Chronic stress is suspected of playing a role in the rising global burden of hypertension and type 2 diabetes, and pushes rats into major depression. Corroborating observations from animal studies and early human studies suggest chronic stress may even change the structure of the brain.
Author of the book Stress-Proof, Mithu Storoni, explains how modern life may have amplified our anxiety.
Understanding the whole of the universe seems like too grandiose an aspiration when we are continually struggling to understand the tiny subset of the universe that is ourselves. Read these extracts from interviews with Carl Sagan on the immense and paradoxical gift of cosmic perspective.
Few studies include vegan subjects as a distinct experimental group, yet when vegan diets are directly compared to vegetarian and omnivorous diets, a pattern of protective health benefits emerges. The vegan gut profile appears to be unique in several characteristics, including a reduced abundance of pathobionts and a greater abundance of protective species. Reduced levels of inflammation may be the key feature linking the vegan gut microbiota with protective health effects. This review examines whether there is evidence that a strict vegan diet confers health advantages beyond that of a vegetarian diet or overall healthy eating.
Anxiety belongs to the broader complex relationship between creativity and mental illness, and although the causal direction of that relationship might forever evade us, it is strangely assuring to know that other minds — especially those of above-average intelligence and creative ability — have been savaged as well.
This article reviews the illustrated meditation Thin Slices of Anxiety: Observations and Advice to Ease a Worried Mind by Catherine Lepage with several useful sidetracks!
Human creativity can be considered in the context of four components: the creative person, the creative process, the creative situation and the creative product. This article uses the development of a Formula One race car to illustrate these components.
Bottom line? When you provide boundaries, resources, and a clear objective, then release people to do their best work, great things are possible!
Self-awareness seems to have become the latest management buzzword — and for good reason.
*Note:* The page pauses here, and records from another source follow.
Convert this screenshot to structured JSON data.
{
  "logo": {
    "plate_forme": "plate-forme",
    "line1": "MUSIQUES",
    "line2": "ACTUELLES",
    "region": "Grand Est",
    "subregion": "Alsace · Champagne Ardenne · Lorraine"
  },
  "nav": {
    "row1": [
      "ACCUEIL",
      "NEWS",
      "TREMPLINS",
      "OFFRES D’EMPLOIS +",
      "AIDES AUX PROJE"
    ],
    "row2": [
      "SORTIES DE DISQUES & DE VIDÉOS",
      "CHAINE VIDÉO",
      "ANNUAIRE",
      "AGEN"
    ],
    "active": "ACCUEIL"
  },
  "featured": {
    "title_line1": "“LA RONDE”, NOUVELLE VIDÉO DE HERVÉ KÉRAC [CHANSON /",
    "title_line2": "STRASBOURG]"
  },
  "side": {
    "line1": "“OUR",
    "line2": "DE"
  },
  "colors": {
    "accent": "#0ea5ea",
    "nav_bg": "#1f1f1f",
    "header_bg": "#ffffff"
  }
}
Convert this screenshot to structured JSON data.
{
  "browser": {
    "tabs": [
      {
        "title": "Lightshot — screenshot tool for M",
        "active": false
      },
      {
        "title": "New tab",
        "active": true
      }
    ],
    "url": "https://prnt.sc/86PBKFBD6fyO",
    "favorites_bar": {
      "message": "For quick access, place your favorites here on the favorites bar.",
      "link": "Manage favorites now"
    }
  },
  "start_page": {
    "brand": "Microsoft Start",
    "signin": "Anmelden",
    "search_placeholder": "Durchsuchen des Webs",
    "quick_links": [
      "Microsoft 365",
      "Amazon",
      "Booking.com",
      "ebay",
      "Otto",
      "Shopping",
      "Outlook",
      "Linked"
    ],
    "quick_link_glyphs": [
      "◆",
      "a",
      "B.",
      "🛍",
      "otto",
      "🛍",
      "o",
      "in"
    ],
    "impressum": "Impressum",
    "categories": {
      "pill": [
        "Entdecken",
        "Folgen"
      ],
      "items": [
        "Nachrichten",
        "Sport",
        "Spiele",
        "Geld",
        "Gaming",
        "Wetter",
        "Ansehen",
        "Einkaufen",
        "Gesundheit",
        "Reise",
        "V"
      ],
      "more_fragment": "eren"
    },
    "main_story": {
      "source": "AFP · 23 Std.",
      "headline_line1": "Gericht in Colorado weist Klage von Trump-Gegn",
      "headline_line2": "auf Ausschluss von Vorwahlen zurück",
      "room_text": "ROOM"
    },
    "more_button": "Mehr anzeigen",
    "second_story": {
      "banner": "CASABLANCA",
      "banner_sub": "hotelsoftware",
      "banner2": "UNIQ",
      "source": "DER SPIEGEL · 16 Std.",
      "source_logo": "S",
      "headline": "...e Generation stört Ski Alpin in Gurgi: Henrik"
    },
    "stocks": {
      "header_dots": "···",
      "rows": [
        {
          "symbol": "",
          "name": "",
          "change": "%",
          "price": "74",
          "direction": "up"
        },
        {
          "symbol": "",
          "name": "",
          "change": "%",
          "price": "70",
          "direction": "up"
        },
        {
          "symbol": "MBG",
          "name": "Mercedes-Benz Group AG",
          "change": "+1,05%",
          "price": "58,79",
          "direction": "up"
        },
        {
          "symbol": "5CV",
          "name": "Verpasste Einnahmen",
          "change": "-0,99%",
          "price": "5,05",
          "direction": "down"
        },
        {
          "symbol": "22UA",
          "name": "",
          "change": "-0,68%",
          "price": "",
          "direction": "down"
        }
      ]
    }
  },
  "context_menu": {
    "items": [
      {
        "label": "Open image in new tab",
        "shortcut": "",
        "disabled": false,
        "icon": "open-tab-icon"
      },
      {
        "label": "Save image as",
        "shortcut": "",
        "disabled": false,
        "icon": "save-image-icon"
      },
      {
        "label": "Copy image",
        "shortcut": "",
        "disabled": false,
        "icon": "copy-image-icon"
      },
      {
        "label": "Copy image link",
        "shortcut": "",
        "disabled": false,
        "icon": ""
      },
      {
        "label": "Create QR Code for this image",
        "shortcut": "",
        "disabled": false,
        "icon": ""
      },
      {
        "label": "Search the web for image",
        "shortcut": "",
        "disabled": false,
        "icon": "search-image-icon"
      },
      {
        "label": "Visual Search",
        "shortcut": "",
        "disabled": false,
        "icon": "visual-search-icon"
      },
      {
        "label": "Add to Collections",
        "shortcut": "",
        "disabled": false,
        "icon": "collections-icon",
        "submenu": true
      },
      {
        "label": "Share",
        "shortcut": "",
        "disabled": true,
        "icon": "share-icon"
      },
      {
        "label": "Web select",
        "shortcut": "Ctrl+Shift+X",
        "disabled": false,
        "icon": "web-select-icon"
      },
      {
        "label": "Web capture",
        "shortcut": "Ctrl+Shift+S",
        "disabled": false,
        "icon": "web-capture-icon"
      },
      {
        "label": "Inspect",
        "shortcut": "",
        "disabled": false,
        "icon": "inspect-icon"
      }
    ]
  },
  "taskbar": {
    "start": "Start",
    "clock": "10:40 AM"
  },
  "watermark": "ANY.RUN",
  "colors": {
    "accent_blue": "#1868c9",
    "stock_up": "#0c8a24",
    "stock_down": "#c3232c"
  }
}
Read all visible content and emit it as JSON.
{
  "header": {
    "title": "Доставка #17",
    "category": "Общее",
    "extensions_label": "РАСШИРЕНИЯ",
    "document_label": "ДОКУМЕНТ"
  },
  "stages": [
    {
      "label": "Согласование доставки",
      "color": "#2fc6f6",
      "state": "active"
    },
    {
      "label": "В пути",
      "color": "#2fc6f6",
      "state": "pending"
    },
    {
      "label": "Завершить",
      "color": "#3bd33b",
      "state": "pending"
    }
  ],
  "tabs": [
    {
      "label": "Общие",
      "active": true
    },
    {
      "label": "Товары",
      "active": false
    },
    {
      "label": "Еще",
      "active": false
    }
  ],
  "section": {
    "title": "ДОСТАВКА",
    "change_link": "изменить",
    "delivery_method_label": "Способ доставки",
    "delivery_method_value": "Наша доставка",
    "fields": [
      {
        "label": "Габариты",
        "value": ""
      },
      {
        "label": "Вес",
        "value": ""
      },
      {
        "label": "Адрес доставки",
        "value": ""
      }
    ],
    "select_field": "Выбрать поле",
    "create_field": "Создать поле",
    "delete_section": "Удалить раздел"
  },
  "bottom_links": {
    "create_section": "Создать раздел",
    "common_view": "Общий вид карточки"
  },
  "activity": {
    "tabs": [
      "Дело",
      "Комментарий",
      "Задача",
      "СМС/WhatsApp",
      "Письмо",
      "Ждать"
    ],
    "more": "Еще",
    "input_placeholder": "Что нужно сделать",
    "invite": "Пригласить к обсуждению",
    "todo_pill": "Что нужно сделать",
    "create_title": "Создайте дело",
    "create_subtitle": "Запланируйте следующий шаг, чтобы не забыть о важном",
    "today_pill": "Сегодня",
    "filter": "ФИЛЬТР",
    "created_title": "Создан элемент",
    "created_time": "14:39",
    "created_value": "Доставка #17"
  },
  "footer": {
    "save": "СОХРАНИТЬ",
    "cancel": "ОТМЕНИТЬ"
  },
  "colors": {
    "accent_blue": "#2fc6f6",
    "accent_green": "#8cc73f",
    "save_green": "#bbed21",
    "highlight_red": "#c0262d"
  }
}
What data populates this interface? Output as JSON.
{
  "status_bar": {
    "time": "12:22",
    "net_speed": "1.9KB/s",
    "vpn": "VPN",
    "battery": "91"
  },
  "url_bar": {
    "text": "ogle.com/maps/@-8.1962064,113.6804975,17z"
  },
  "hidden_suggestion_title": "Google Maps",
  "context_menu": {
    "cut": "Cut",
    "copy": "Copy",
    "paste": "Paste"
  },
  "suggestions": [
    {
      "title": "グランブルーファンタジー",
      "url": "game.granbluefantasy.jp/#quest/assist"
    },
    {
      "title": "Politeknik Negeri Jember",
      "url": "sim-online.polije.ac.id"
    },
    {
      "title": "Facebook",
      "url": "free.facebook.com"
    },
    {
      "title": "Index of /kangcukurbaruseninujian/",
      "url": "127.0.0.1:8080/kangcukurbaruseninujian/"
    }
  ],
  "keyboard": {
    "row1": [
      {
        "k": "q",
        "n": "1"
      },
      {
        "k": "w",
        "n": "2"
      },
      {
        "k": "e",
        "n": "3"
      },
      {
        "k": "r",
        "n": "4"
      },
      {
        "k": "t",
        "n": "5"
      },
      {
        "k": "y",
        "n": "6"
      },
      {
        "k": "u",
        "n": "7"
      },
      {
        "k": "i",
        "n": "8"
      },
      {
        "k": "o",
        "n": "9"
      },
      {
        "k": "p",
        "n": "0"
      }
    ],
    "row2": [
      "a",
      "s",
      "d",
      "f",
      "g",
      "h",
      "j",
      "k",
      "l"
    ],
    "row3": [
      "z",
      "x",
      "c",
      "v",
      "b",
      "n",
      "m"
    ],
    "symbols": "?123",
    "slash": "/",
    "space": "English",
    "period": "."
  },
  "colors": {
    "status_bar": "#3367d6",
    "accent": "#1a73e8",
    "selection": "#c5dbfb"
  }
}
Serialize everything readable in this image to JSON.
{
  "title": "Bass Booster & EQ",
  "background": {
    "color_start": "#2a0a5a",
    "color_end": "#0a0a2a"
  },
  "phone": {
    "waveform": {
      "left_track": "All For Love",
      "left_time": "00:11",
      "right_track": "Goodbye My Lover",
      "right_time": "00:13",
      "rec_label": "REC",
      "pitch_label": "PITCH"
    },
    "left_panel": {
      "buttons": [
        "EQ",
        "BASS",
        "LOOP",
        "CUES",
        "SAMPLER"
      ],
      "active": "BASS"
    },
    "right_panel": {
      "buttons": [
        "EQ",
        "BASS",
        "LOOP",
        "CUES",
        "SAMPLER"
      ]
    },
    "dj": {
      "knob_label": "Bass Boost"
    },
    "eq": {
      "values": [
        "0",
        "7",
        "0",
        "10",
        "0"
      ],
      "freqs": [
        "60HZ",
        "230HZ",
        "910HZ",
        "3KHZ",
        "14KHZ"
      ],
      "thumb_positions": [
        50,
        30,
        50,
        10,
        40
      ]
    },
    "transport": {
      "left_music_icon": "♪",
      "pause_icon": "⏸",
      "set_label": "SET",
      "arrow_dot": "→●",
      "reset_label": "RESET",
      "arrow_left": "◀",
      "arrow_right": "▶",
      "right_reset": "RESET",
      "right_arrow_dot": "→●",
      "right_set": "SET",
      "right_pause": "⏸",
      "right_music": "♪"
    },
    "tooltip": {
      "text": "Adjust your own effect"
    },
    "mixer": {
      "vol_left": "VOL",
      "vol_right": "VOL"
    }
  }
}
Research suggests that when we see ourselves clearly, we are more confident and more creative. We make sounder decisions, build stronger relationships, and communicate more effectively. We’re less likely to lie, cheat, and steal. We are better workers who get more promotions. And we’re more effective leaders with more-satisfied employees and more-profitable companies. Read these interesting research insights from organizational psychologist, Tasha Eurich.
It’s sometimes remarkably hard to tell other people how we really feel; it may even be tricky for us to get clear about our own moods. Fortunately, The Book of Life website provides a tool to assist with this vagueness: short essays that define twenty moods that we can all recognise but that we may have a hard time pinning down and explaining.
Researchers in Austria discovered that funny people have higher IQs than their less funny peers. They argue that it takes both cognitive and emotional ability to process and produce humour.
Not only are funny people smart, they’re nice to be around. Evidence suggests that having a good sense of humour is linked to high emotional intelligence and is a highly desirable quality in a partner. In studies of attractiveness, both men and women rate funny people as more attractive, and cite having a good sense of humour as being one of the most important traits in a long-term partner.
Our perception of stress, and therefore our response to it, is an ever-changing thing that depends a great deal on the circumstances and settings in which we find ourselves. It depends on previous experience and knowledge, as well as on the actual event that has occurred. And it depends on memory, too. Read more about Dr Esther Sternberg’s work on the link between the central nervous system and the immune system.
Form the habit of reading well! Reading a book, for any reason other than entertainment, is essentially an effort on your part to ask the book questions (and to answer them to the best of your ability).
Reading is like skiing. When done well, when done by an expert, both reading and skiing are graceful, harmonious activities. When done by a beginner, both are awkward, frustrating, and slow.